Whether you are travelling by ferry, train or bus, people in Cornwall may see The One Public Transport System for Cornwall (OPTS) introduced by 18th December 2018.

The ongoing development is a key part of Cornwall Council’s devolution deal with the government and aims to improve transport standards for both residents and visitors across the county.

Additional introductions will include half-hourly rail services between Penzance and Plymouth in a bid to vastly increase the amount of train services in Cornwall. With these new services in place there would be 35 services a day stopping at St Austell, Truro and Redruth, compared with the 24 that currently run.

Bert Biscoe, Independent Cornwall Councillor for Truro ©

Truthfal spoke to Bert Biscoe, the Independent Cornwall Councillor for Truro, who described the OPTS as “a very big, very important and life-enhancing project for many, many people”.

“I think this will be the biggest transformation in transport opportunities for the general population of Cornwall since the construction of the Tamar Bridge. It will remove duplication between bus and rail, improve service and thereby remove necessity for car travel.”

Despite the obvious improvements that the OPTS hopes to bring to public transport in Cornwall. Biscoe expressed his concerns about the new system.

“It needs to hit the ground running (like the Congestion Charge) so it is important that Cornwall Council applies sufficient resources (human and financial to ensure that the delivery target of December 18th is met.

“If Cornwall Council gets on with the marketing and ensures that full information is attractively and readily available in good time, then it will be well received. If Cornwall Council cut corners then the result will be potential confusion and disappointment! I am however confident that the right levels of resource will be applied, that the partnership is strong and that most project strands are well on the way to delivery.”

Although contactless payments have already been set up on First Kenow and Plymouth Citybus routes, the system will see contactless payments being accepted on all bus services. Contactless payments could be made using debit cards, mobile phones and also smartcards similar to those used for the Oyster card system in London.

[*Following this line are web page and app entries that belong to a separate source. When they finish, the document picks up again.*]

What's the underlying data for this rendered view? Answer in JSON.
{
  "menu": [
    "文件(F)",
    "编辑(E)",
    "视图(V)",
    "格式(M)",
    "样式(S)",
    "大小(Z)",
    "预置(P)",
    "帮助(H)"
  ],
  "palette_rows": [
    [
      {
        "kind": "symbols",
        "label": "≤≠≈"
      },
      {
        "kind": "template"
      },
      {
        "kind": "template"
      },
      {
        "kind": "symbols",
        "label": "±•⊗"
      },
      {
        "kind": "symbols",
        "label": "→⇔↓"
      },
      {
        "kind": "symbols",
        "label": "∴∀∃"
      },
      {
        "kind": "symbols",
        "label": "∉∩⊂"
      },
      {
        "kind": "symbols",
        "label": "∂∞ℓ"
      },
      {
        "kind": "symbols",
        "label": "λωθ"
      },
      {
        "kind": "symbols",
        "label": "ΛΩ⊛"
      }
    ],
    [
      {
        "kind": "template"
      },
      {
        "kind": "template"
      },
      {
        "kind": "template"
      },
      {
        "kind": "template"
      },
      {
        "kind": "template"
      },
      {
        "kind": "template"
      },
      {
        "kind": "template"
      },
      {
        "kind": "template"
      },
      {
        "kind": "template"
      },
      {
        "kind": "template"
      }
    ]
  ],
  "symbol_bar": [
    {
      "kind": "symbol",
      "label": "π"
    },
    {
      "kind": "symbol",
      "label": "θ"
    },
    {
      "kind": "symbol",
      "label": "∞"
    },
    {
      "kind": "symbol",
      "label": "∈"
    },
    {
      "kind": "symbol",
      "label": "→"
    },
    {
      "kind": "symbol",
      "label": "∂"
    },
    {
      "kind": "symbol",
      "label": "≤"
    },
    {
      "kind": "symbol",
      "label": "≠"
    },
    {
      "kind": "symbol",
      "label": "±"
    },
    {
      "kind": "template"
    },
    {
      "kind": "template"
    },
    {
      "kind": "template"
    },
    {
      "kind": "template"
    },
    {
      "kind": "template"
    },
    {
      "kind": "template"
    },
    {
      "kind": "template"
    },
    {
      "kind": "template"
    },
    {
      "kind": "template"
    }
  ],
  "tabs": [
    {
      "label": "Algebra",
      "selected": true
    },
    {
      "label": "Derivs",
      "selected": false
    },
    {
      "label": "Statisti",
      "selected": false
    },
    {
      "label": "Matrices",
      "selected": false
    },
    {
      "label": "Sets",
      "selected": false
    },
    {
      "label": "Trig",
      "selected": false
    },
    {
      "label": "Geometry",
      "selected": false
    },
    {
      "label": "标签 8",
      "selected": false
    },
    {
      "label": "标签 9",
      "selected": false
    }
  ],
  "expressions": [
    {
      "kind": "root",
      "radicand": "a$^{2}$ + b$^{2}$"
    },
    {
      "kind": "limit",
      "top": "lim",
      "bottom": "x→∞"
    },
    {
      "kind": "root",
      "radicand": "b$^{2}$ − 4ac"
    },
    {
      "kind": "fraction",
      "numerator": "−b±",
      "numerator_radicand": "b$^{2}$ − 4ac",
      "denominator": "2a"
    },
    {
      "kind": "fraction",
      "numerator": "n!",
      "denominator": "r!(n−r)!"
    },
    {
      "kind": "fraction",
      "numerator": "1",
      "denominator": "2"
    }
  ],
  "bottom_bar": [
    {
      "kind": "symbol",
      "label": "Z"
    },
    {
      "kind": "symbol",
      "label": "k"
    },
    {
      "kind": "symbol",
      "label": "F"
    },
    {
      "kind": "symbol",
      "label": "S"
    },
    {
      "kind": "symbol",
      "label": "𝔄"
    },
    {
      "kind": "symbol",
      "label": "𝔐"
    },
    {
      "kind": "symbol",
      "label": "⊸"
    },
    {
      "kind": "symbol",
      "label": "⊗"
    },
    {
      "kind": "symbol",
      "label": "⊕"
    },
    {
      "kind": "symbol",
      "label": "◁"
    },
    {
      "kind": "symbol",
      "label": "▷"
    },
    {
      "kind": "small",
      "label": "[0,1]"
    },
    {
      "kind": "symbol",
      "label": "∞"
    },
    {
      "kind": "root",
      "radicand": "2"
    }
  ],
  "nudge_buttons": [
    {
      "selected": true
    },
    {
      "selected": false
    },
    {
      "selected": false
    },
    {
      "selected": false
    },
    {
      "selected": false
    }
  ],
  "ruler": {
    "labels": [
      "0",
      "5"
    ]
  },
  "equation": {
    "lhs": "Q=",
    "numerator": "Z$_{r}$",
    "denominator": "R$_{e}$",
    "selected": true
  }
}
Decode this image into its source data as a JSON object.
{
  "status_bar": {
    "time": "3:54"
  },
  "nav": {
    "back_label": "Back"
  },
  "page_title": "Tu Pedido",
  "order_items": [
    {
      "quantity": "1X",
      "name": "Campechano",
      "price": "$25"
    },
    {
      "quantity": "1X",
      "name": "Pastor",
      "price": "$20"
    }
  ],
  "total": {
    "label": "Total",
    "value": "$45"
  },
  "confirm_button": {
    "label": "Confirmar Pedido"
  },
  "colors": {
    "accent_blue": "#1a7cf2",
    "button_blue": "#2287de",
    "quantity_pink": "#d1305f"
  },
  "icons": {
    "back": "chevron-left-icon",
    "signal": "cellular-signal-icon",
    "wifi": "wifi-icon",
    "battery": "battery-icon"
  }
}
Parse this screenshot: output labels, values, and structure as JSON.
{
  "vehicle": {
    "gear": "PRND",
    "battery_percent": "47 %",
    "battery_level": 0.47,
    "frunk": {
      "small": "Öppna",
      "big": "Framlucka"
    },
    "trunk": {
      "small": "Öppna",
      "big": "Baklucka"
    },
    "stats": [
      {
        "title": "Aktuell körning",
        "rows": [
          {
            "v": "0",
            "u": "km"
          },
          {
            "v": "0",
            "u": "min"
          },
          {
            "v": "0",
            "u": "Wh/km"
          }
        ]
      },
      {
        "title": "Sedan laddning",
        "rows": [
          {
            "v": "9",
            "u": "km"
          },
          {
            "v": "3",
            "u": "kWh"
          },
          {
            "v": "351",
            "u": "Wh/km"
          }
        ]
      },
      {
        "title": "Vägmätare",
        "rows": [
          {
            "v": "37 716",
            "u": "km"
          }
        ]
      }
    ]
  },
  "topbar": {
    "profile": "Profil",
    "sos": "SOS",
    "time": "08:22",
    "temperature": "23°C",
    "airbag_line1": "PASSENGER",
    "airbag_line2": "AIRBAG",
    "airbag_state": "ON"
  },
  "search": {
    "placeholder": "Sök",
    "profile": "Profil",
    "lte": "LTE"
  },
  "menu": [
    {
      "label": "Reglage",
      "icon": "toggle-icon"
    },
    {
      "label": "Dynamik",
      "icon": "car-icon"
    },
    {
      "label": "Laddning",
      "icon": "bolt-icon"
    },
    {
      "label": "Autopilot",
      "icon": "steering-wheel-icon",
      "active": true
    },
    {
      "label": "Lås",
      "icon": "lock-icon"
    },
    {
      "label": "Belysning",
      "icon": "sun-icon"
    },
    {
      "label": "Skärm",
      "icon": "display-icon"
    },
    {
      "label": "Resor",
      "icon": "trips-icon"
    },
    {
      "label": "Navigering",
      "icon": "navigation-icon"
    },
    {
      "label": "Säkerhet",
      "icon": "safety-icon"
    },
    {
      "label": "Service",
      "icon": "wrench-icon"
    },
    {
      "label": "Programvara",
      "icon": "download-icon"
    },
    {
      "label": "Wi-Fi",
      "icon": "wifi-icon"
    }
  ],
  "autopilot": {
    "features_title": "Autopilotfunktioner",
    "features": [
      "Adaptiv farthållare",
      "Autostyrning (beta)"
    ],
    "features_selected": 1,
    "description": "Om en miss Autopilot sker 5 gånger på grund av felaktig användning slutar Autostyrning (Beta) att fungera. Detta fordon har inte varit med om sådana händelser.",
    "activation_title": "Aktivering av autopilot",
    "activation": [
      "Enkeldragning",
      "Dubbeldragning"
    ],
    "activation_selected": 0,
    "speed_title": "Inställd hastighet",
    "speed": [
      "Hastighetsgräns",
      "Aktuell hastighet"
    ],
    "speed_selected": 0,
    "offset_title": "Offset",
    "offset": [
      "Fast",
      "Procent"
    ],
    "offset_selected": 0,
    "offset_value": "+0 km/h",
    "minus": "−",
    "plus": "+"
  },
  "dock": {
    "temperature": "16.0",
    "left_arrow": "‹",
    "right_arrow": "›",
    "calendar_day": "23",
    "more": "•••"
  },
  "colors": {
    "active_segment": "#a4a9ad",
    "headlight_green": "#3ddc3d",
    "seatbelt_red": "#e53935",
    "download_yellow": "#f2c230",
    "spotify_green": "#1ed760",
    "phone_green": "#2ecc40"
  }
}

A First Kernow bus driver, who wishes to remain anonymous, stated his frustrations with the introduction of contactless payments.

“I understand that this is the way technology is heading, but it is taking longer to get people onto the bus, especially as the card reader often struggles to pick up the payment. You have to wait for people to finally put the card on the pad correctly and it is frustrating.”

There will also be an app that will help people plan their journeys on public transport by providing them with the best transport options to take for their journey, and also providing access to timetables and other travel information. The app is expected to be launched in June.

In 2015 Cornwall was awarded £8m Growth Deal 1 funding to match against the £2.375m from the Local Transport Plan to deliver improvements to the public transport to include infrastructure, vehicles and ticketing.

Cornwall Council is awaiting the results of a bid to the Local Enterprise Partnership for additional Growth Deal 3 funding.